The elicitation of user preferences represents an effective means to identify the relevant user preference requirements for a configuration task. One common method to determine the preferences of users is to survey users using dialogs that consist of (multiple-choice) questions with selectable answers. A major drawback of dialog-based preference elicitation is that many new users are not willing to answer a fairly large number of questions which is a prerequisite for the identification of user constraints. To that end, we have developed a novel similarity-based approach which aims to solve such ramp-up (cold-start) scenarios by automatically completing a set of remaining questions in a preference elicitation dialog given a small set of pre-answered questions. Our approach has been evaluated with two small real-world datasets. Initial evaluation results reveal that our approach is able to find the most probable answers a respondent is likely to give to a set of remaining questions. First insights of an evaluation also show that our approach can keep the number of initial questions at a very low level, meaning that only between 35% and 50% of questions have to be asked in most cases in order to predict the complete set of user requirements.
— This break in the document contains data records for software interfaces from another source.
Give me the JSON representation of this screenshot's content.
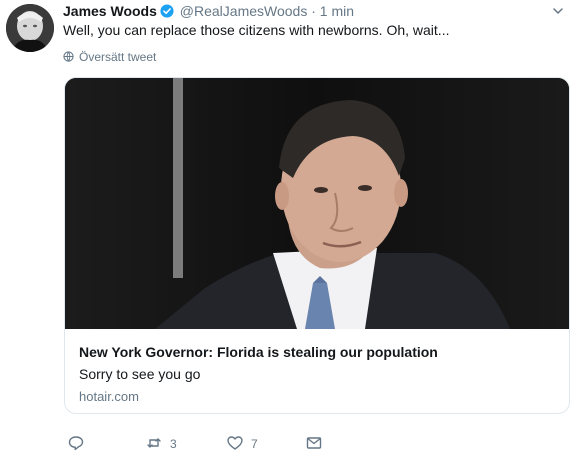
{
  "tweet": {
    "author_name": "James Woods",
    "handle": "@RealJamesWoods",
    "separator": "·",
    "time": "1 min",
    "text": "Well, you can replace those citizens with newborns. Oh, wait...",
    "translate_label": "Översätt tweet"
  },
  "card": {
    "title": "New York Governor: Florida is stealing our population",
    "description": "Sorry to see you go",
    "domain": "hotair.com"
  },
  "actions": {
    "retweet_count": "3",
    "like_count": "7"
  },
  "colors": {
    "verified": "#1da1f2",
    "text": "#14171a",
    "secondary": "#657786",
    "border": "#e1e8ed"
  }
}
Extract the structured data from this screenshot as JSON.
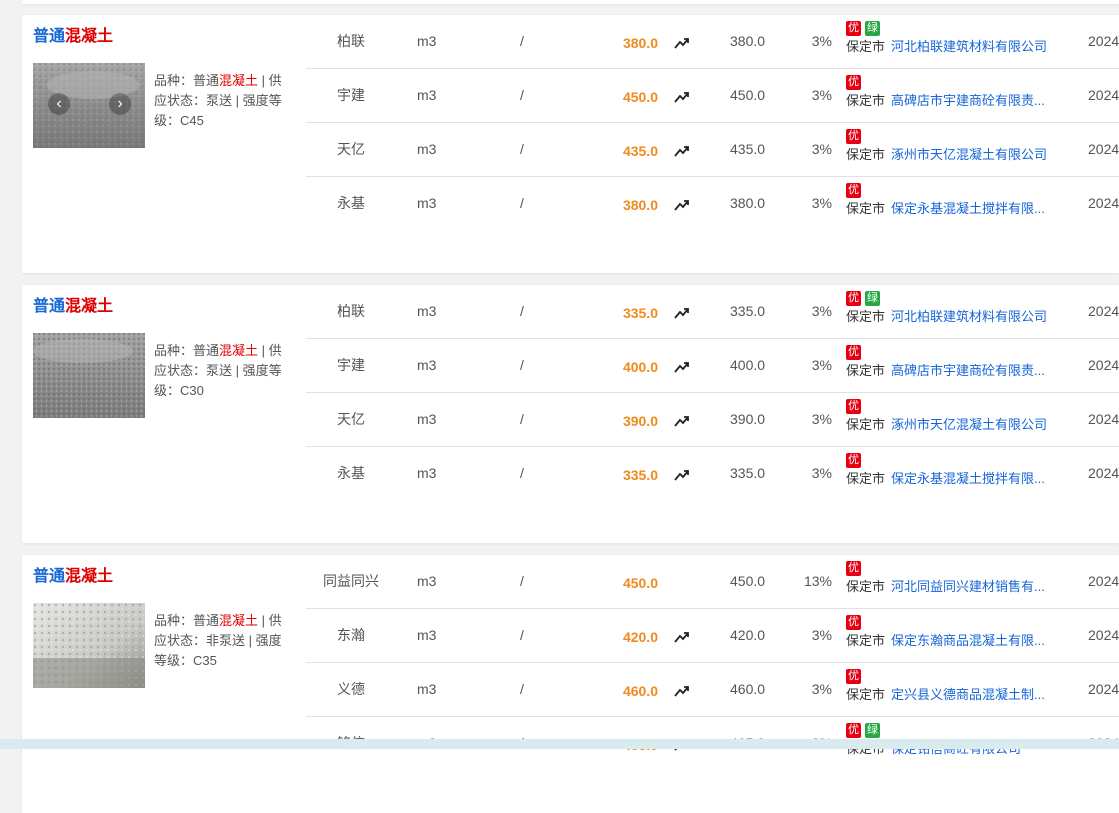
{
  "cards": [
    {
      "title_a": "普通",
      "title_b": "混凝土",
      "desc": {
        "pre": "品种：普通",
        "hl": "混凝土",
        "post": " | 供应状态：泵送 | 强度等级：C45"
      },
      "nav": {
        "prev": "‹",
        "next": "›"
      },
      "rows": [
        {
          "brand": "柏联",
          "unit": "m3",
          "sep": "/",
          "price": "380.0",
          "prev": "380.0",
          "pct": "3%",
          "you": "优",
          "lv": "绿",
          "loc": "保定市",
          "company": "河北柏联建筑材料有限公司",
          "date": "2024"
        },
        {
          "brand": "宇建",
          "unit": "m3",
          "sep": "/",
          "price": "450.0",
          "prev": "450.0",
          "pct": "3%",
          "you": "优",
          "lv": "",
          "loc": "保定市",
          "company": "高碑店市宇建商砼有限责...",
          "date": "2024"
        },
        {
          "brand": "天亿",
          "unit": "m3",
          "sep": "/",
          "price": "435.0",
          "prev": "435.0",
          "pct": "3%",
          "you": "优",
          "lv": "",
          "loc": "保定市",
          "company": "涿州市天亿混凝土有限公司",
          "date": "2024"
        },
        {
          "brand": "永基",
          "unit": "m3",
          "sep": "/",
          "price": "380.0",
          "prev": "380.0",
          "pct": "3%",
          "you": "优",
          "lv": "",
          "loc": "保定市",
          "company": "保定永基混凝土搅拌有限...",
          "date": "2024"
        }
      ]
    },
    {
      "title_a": "普通",
      "title_b": "混凝土",
      "desc": {
        "pre": "品种：普通",
        "hl": "混凝土",
        "post": " | 供应状态：泵送 | 强度等级：C30"
      },
      "rows": [
        {
          "brand": "柏联",
          "unit": "m3",
          "sep": "/",
          "price": "335.0",
          "prev": "335.0",
          "pct": "3%",
          "you": "优",
          "lv": "绿",
          "loc": "保定市",
          "company": "河北柏联建筑材料有限公司",
          "date": "2024"
        },
        {
          "brand": "宇建",
          "unit": "m3",
          "sep": "/",
          "price": "400.0",
          "prev": "400.0",
          "pct": "3%",
          "you": "优",
          "lv": "",
          "loc": "保定市",
          "company": "高碑店市宇建商砼有限责...",
          "date": "2024"
        },
        {
          "brand": "天亿",
          "unit": "m3",
          "sep": "/",
          "price": "390.0",
          "prev": "390.0",
          "pct": "3%",
          "you": "优",
          "lv": "",
          "loc": "保定市",
          "company": "涿州市天亿混凝土有限公司",
          "date": "2024"
        },
        {
          "brand": "永基",
          "unit": "m3",
          "sep": "/",
          "price": "335.0",
          "prev": "335.0",
          "pct": "3%",
          "you": "优",
          "lv": "",
          "loc": "保定市",
          "company": "保定永基混凝土搅拌有限...",
          "date": "2024"
        }
      ]
    },
    {
      "title_a": "普通",
      "title_b": "混凝土",
      "desc": {
        "pre": "品种：普通",
        "hl": "混凝土",
        "post": " | 供应状态：非泵送 | 强度等级：C35"
      },
      "rows": [
        {
          "brand": "同益同兴",
          "unit": "m3",
          "sep": "/",
          "price": "450.0",
          "prev": "450.0",
          "pct": "13%",
          "you": "优",
          "lv": "",
          "loc": "保定市",
          "company": "河北同益同兴建材销售有...",
          "date": "2024"
        },
        {
          "brand": "东瀚",
          "unit": "m3",
          "sep": "/",
          "price": "420.0",
          "prev": "420.0",
          "pct": "3%",
          "you": "优",
          "lv": "",
          "loc": "保定市",
          "company": "保定东瀚商品混凝土有限...",
          "date": "2024"
        },
        {
          "brand": "义德",
          "unit": "m3",
          "sep": "/",
          "price": "460.0",
          "prev": "460.0",
          "pct": "3%",
          "you": "优",
          "lv": "",
          "loc": "保定市",
          "company": "定兴县义德商品混凝土制...",
          "date": "2024"
        },
        {
          "brand": "铭信",
          "unit": "m3",
          "sep": "/",
          "price": "465.0",
          "prev": "465.0",
          "pct": "3%",
          "you": "优",
          "lv": "绿",
          "loc": "保定市",
          "company": "保定铭信商砼有限公司",
          "date": "2024"
        }
      ]
    }
  ],
  "icons": {
    "trend": "trend-up-icon",
    "arrows": [
      "chevron-left-icon",
      "chevron-right-icon"
    ]
  },
  "colors": {
    "blue": "#1766d6",
    "red": "#e00000",
    "orange": "#f08a1c",
    "you_badge": "#e60012",
    "green_badge": "#28a745"
  }
}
The results also indicate that this level can be further reduced with increasing amounts of training data.
|Number of pages||7|
|Journal||CEUR Workshop Proceedings|
|Publication status||Published - Sept 2021|
|Event||23rd International Configuration Workshop: ConfWS 2021 - Conference Center of Siemens City Vienna (Siemensstraße 90, 1210 Wien), Vienna, Austria|
Duration: 16 Sept 2021 → 17 Sept 2021
ASJC Scopus subject areas
- Computer Science(all)